That provision was first contained in a Homeland Security appropriations amended at the request of Cassidy last June on the House floor and passed by the House.
Sec. 207 of the law directs FEMA to increase rates over a five-year period on any community that receives a revised or new flood maps.
It would impact grandfathered rates, some dating back to 1969, when basing rates based on maps detailing the likelihood of a flood impacting a community were first imposed, on second homes, businesses and areas deemed most likely to be impacted by a storm.
The bulletin sent out by FEMA to WYO companies on Wednesday deals with suspension of rate hikes dealt with Sec. 207, as per the appropriations bill recently passed by Congress. FEMA has not yet sent to WYO written instructions as to how to change their software related to Sec. 207 provisions.
The provision in the appropriations bill was first included in legislation funding the Homeland Security Department for 2014 passed by the House last June. It would bar use of federal funds to implement a section of the 2012 law that mandates phased-in rate increases for grandfathered properties.
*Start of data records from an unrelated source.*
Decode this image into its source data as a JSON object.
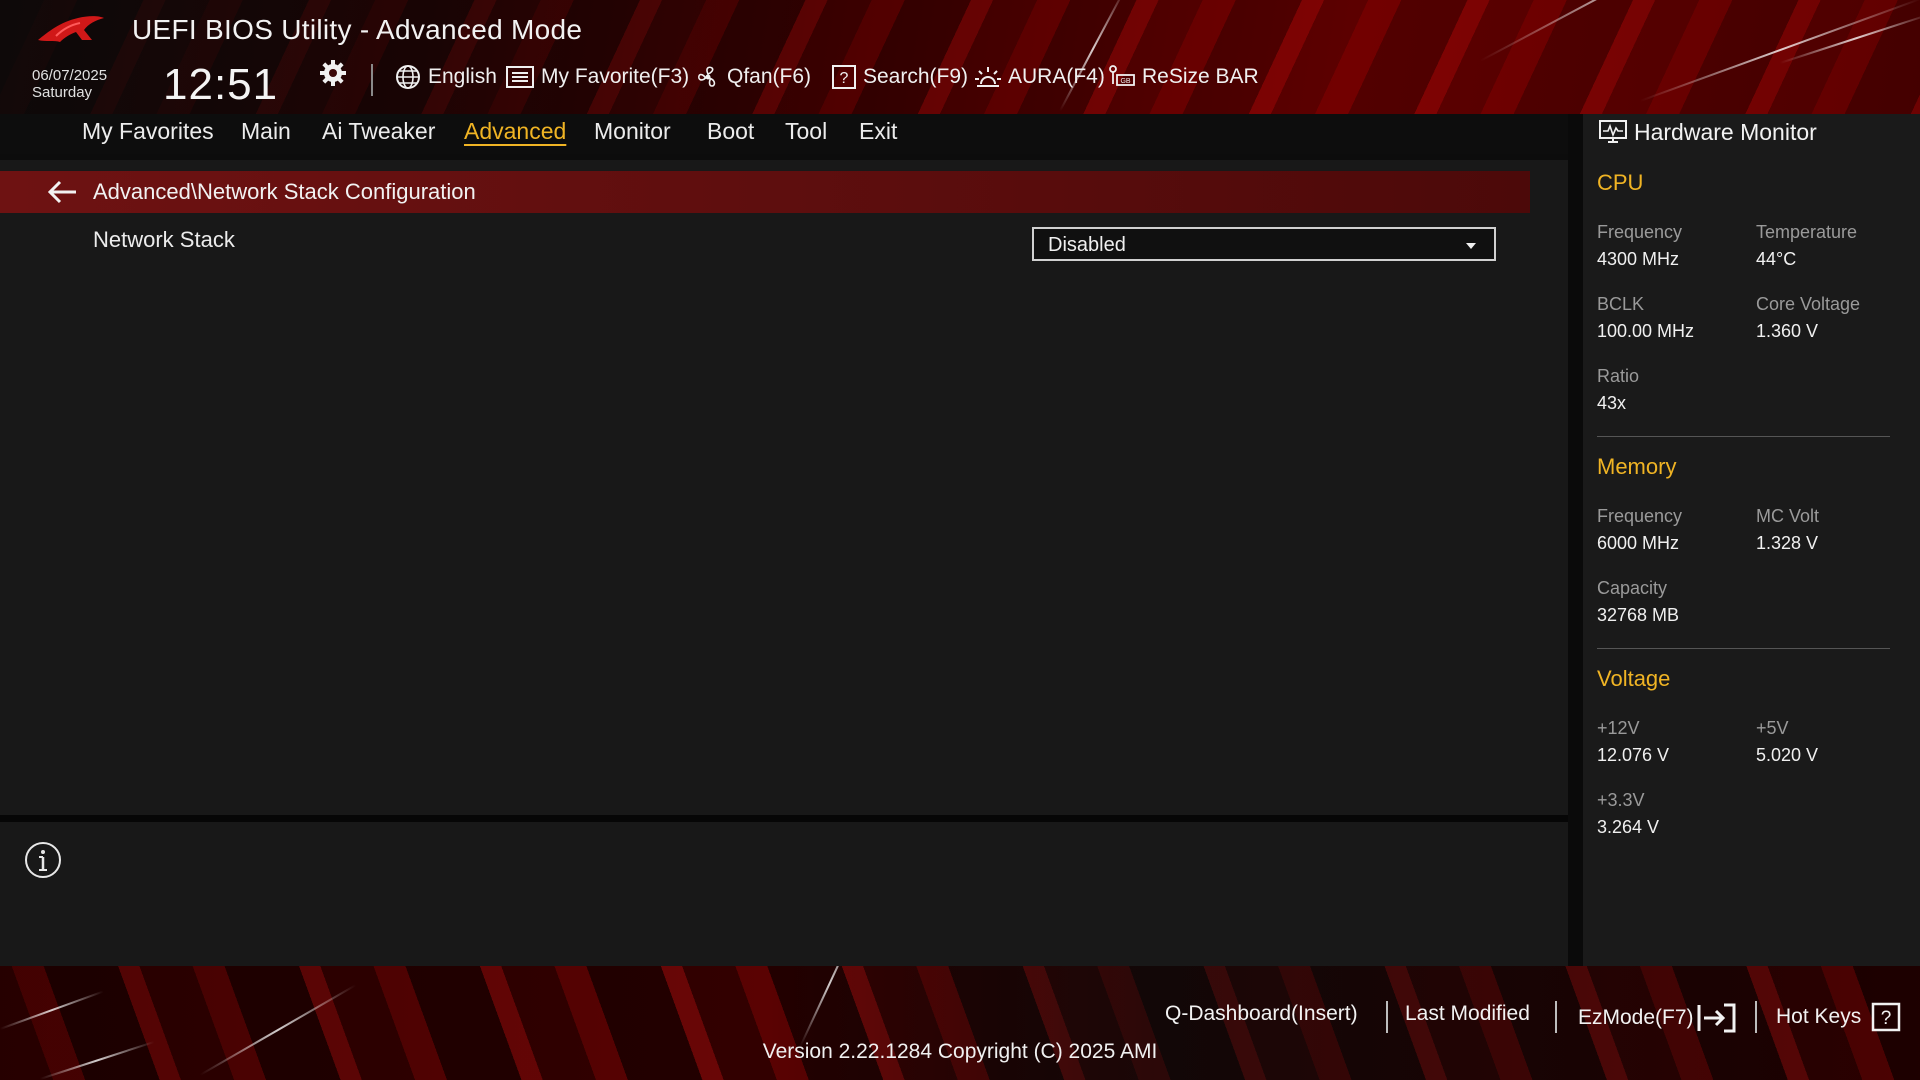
{
  "header": {
    "title": "UEFI BIOS Utility - Advanced Mode",
    "date": "06/07/2025",
    "day": "Saturday",
    "time": "12:51",
    "toolbar": [
      {
        "label": "English",
        "icon": "globe-icon"
      },
      {
        "label": "My Favorite(F3)",
        "icon": "favorite-list-icon"
      },
      {
        "label": "Qfan(F6)",
        "icon": "fan-icon"
      },
      {
        "label": "Search(F9)",
        "icon": "search-question-icon"
      },
      {
        "label": "AURA(F4)",
        "icon": "aura-light-icon"
      },
      {
        "label": "ReSize BAR",
        "icon": "resize-bar-icon"
      }
    ]
  },
  "nav": {
    "tabs": [
      "My Favorites",
      "Main",
      "Ai Tweaker",
      "Advanced",
      "Monitor",
      "Boot",
      "Tool",
      "Exit"
    ],
    "active": "Advanced"
  },
  "main": {
    "breadcrumb": "Advanced\\Network Stack Configuration",
    "settings": [
      {
        "label": "Network Stack",
        "value": "Disabled"
      }
    ]
  },
  "hardware_monitor": {
    "title": "Hardware Monitor",
    "cpu": {
      "heading": "CPU",
      "frequency_label": "Frequency",
      "frequency": "4300 MHz",
      "temperature_label": "Temperature",
      "temperature": "44°C",
      "bclk_label": "BCLK",
      "bclk": "100.00 MHz",
      "core_voltage_label": "Core Voltage",
      "core_voltage": "1.360 V",
      "ratio_label": "Ratio",
      "ratio": "43x"
    },
    "memory": {
      "heading": "Memory",
      "frequency_label": "Frequency",
      "frequency": "6000 MHz",
      "mc_volt_label": "MC Volt",
      "mc_volt": "1.328 V",
      "capacity_label": "Capacity",
      "capacity": "32768 MB"
    },
    "voltage": {
      "heading": "Voltage",
      "v12_label": "+12V",
      "v12": "12.076 V",
      "v5_label": "+5V",
      "v5": "5.020 V",
      "v33_label": "+3.3V",
      "v33": "3.264 V"
    }
  },
  "footer": {
    "items": [
      "Q-Dashboard(Insert)",
      "Last Modified",
      "EzMode(F7)",
      "Hot Keys"
    ],
    "version": "Version 2.22.1284 Copyright (C) 2025 AMI"
  },
  "colors": {
    "accent": "#f0b424",
    "brand_red": "#6e1212"
  }
}
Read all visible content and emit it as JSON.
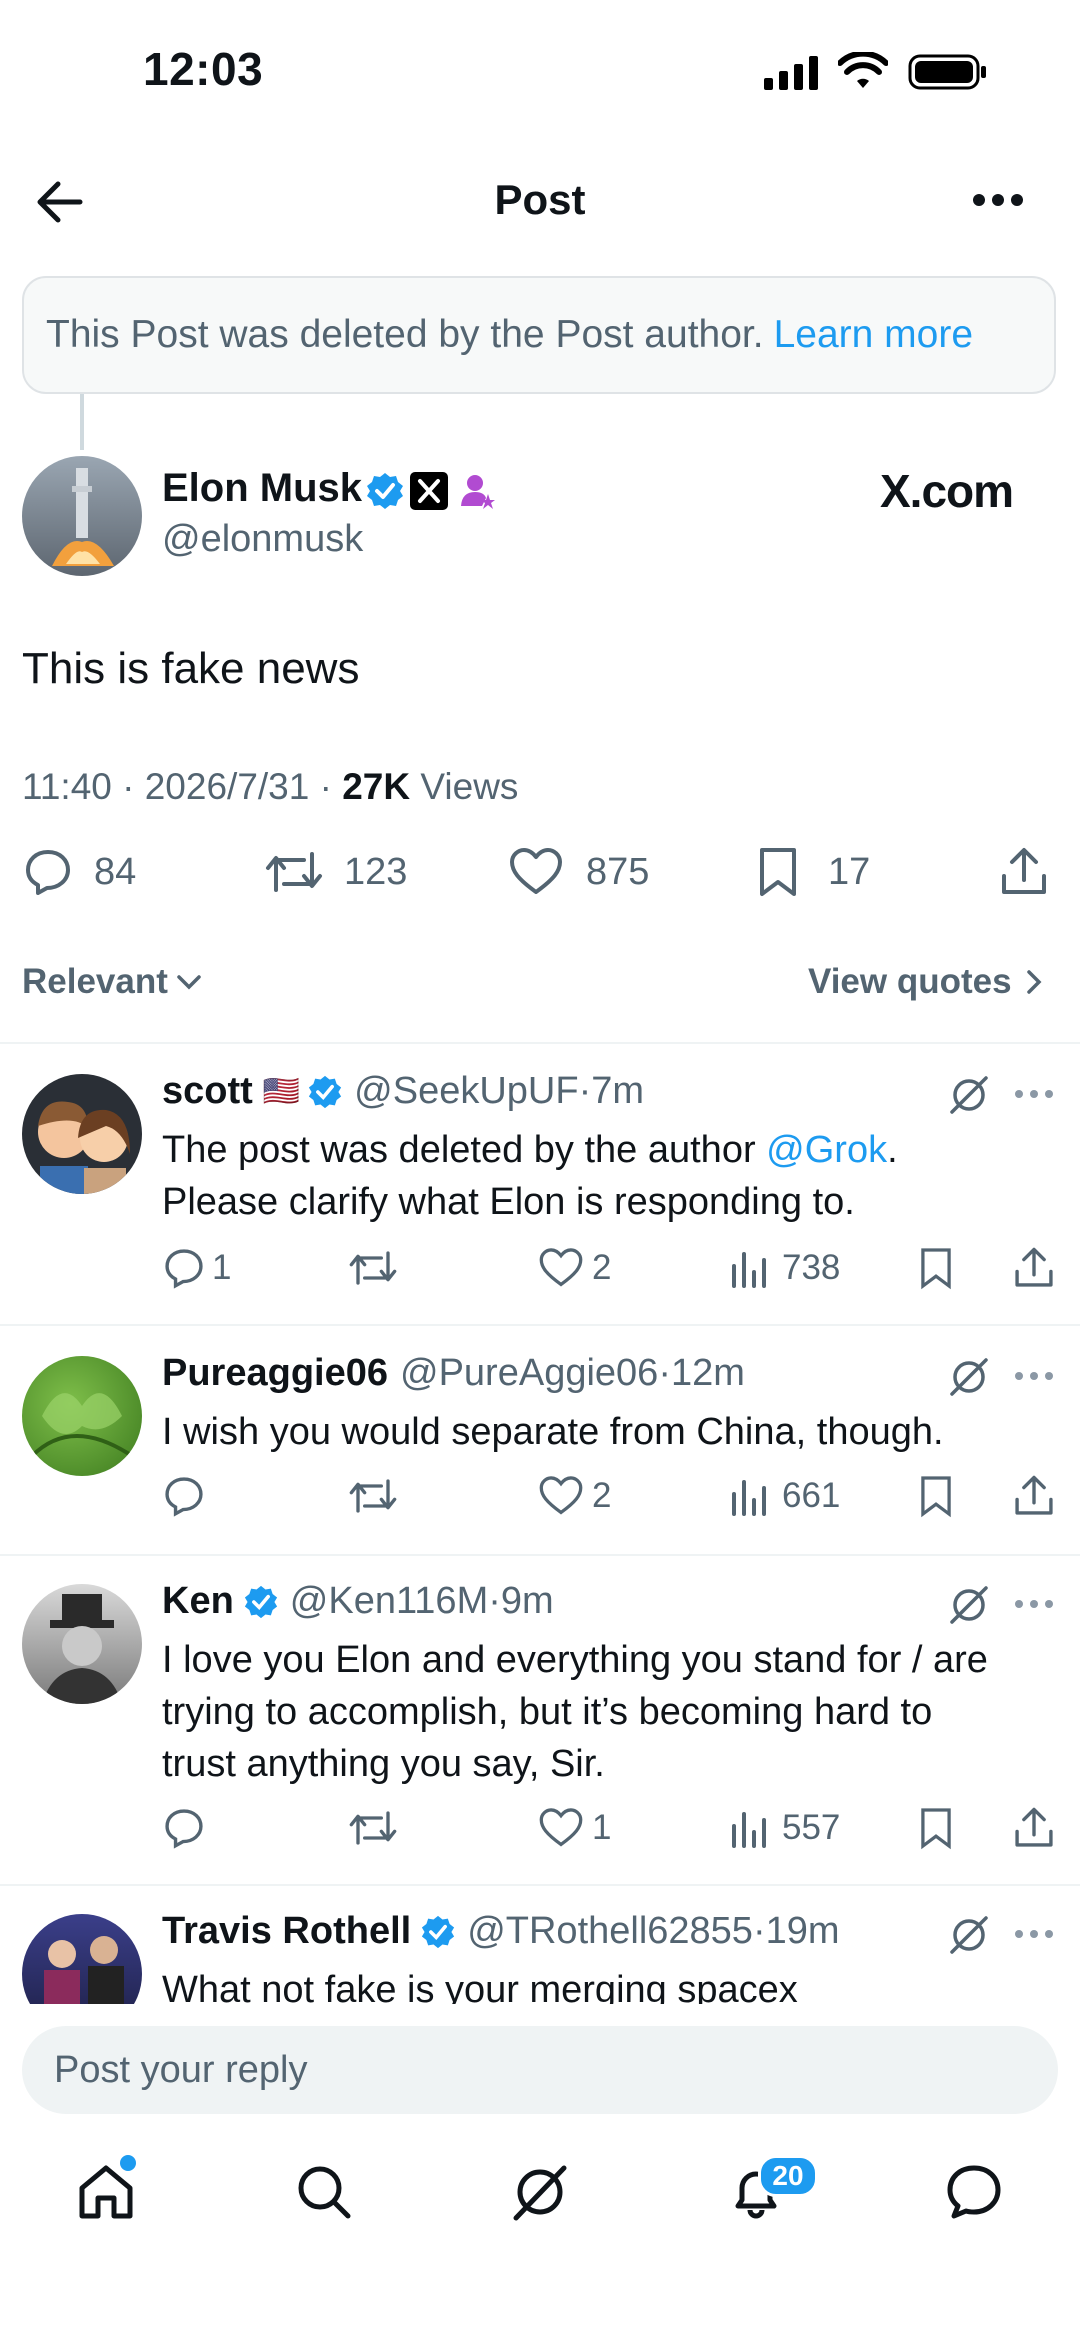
{
  "status": {
    "time": "12:03"
  },
  "header": {
    "title": "Post"
  },
  "banner": {
    "text": "This Post was deleted by the Post author.",
    "link": "Learn more"
  },
  "post": {
    "name": "Elon Musk",
    "handle": "@elonmusk",
    "affiliate": "X.com",
    "text": "This is fake news",
    "meta_time": "11:40 · 2026/7/31 · ",
    "views_count": "27K",
    "views_label": " Views",
    "replies": "84",
    "reposts": "123",
    "likes": "875",
    "bookmarks": "17"
  },
  "sort": {
    "label": "Relevant",
    "quotes": "View quotes"
  },
  "replies": [
    {
      "name": "scott",
      "flag": "🇺🇸",
      "handle": "@SeekUpUF",
      "sep": " · ",
      "time": "7m",
      "text_a": "The post was deleted by the author ",
      "mention": "@Grok",
      "text_b": ".",
      "text_c": "Please clarify what Elon is responding to.",
      "replies": "1",
      "likes": "2",
      "views": "738"
    },
    {
      "name": "Pureaggie06",
      "handle": "@PureAggie06",
      "sep": " · ",
      "time": "12m",
      "text": "I wish you would separate from China, though.",
      "replies": "",
      "likes": "2",
      "views": "661"
    },
    {
      "name": "Ken",
      "handle": "@Ken116M",
      "sep": " · ",
      "time": "9m",
      "line1": "I love you Elon and everything you stand for / are",
      "line2": "trying to accomplish, but it’s becoming hard to",
      "line3": "trust anything you say, Sir.",
      "replies": "",
      "likes": "1",
      "views": "557"
    },
    {
      "name": "Travis Rothell",
      "handle": "@TRothell62855",
      "sep": " · ",
      "time": "19m",
      "text": "What not fake is your merging spacex"
    }
  ],
  "composer": {
    "placeholder": "Post your reply"
  },
  "nav": {
    "notifications_count": "20"
  },
  "colors": {
    "accent": "#1d9bf0",
    "grok_purple": "#b14bd1"
  }
}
FEMA has told members of Congress that it would “comply with the spirit of the appropriations bill” and delay implementation of Sec. 207 of the law even though administration of NFIP rate hikes are paid for through premiums and not through FEMA.